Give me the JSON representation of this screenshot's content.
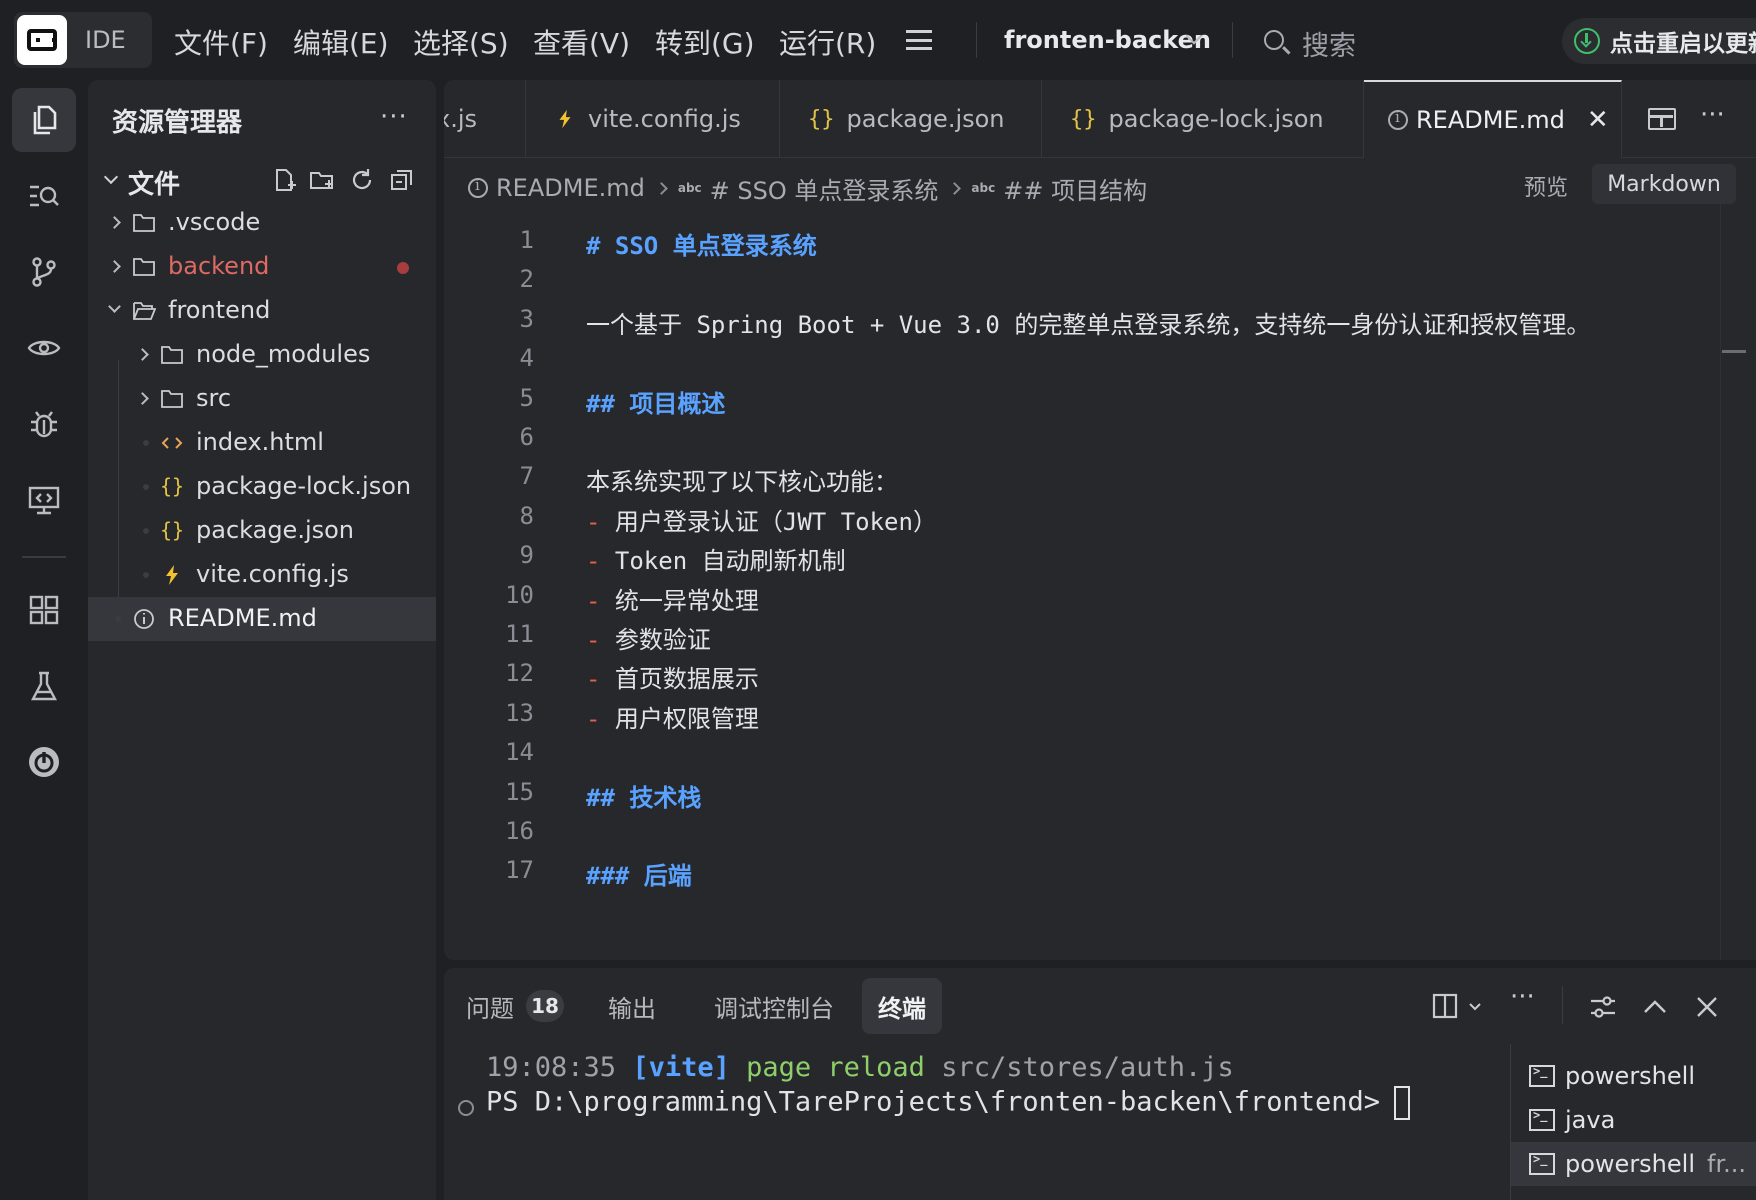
{
  "titlebar": {
    "ide_label": "IDE",
    "menus": [
      "文件(F)",
      "编辑(E)",
      "选择(S)",
      "查看(V)",
      "转到(G)",
      "运行(R)"
    ],
    "project": "fronten-backen",
    "search": "搜索",
    "restart": "点击重启以更新"
  },
  "sidebar": {
    "title": "资源管理器",
    "section": "文件",
    "tree": [
      {
        "label": ".vscode",
        "type": "folder"
      },
      {
        "label": "backend",
        "type": "folder",
        "modified": true
      },
      {
        "label": "frontend",
        "type": "folder-open"
      },
      {
        "label": "node_modules",
        "type": "folder"
      },
      {
        "label": "src",
        "type": "folder"
      },
      {
        "label": "index.html",
        "type": "html"
      },
      {
        "label": "package-lock.json",
        "type": "json"
      },
      {
        "label": "package.json",
        "type": "json"
      },
      {
        "label": "vite.config.js",
        "type": "vite"
      },
      {
        "label": "README.md",
        "type": "info",
        "selected": true
      }
    ]
  },
  "tabs": [
    {
      "label": "x.js",
      "icon": ""
    },
    {
      "label": "vite.config.js",
      "icon": "vite-icon"
    },
    {
      "label": "package.json",
      "icon": "json-icon"
    },
    {
      "label": "package-lock.json",
      "icon": "json-icon"
    },
    {
      "label": "README.md",
      "icon": "info-icon",
      "active": true
    }
  ],
  "breadcrumb": {
    "file": "README.md",
    "h1": "# SSO 单点登录系统",
    "h2": "## 项目结构"
  },
  "editor_actions": {
    "preview": "预览",
    "mode": "Markdown"
  },
  "code_lines": [
    {
      "n": "1",
      "text": "# SSO 单点登录系统",
      "kind": "h"
    },
    {
      "n": "2",
      "text": "",
      "kind": "t"
    },
    {
      "n": "3",
      "text": "一个基于 Spring Boot + Vue 3.0 的完整单点登录系统，支持统一身份认证和授权管理。",
      "kind": "t"
    },
    {
      "n": "4",
      "text": "",
      "kind": "t"
    },
    {
      "n": "5",
      "text": "## 项目概述",
      "kind": "h"
    },
    {
      "n": "6",
      "text": "",
      "kind": "t"
    },
    {
      "n": "7",
      "text": "本系统实现了以下核心功能：",
      "kind": "t"
    },
    {
      "n": "8",
      "text": "用户登录认证（JWT Token）",
      "kind": "li"
    },
    {
      "n": "9",
      "text": "Token 自动刷新机制",
      "kind": "li"
    },
    {
      "n": "10",
      "text": "统一异常处理",
      "kind": "li"
    },
    {
      "n": "11",
      "text": "参数验证",
      "kind": "li"
    },
    {
      "n": "12",
      "text": "首页数据展示",
      "kind": "li"
    },
    {
      "n": "13",
      "text": "用户权限管理",
      "kind": "li"
    },
    {
      "n": "14",
      "text": "",
      "kind": "t"
    },
    {
      "n": "15",
      "text": "## 技术栈",
      "kind": "h"
    },
    {
      "n": "16",
      "text": "",
      "kind": "t"
    },
    {
      "n": "17",
      "text": "### 后端",
      "kind": "h"
    }
  ],
  "panel": {
    "tabs": [
      "问题",
      "输出",
      "调试控制台",
      "终端"
    ],
    "problems_count": "18",
    "terminal": {
      "time": "19:08:35",
      "tag": "[vite]",
      "action": "page reload",
      "path": "src/stores/auth.js",
      "prompt": "PS D:\\programming\\TareProjects\\fronten-backen\\frontend>"
    },
    "sessions": [
      {
        "label": "powershell",
        "extra": ""
      },
      {
        "label": "java",
        "extra": ""
      },
      {
        "label": "powershell",
        "extra": "fr...",
        "active": true
      }
    ]
  },
  "colors": {
    "accent_blue": "#5aa2ff",
    "list_dash": "#e0604f",
    "modified": "#a83d40",
    "update_green": "#3fbf6a"
  }
}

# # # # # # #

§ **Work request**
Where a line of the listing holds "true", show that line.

§ **Expected answer**
        "modified": true
        "selected": true
      "active": true
        "active": true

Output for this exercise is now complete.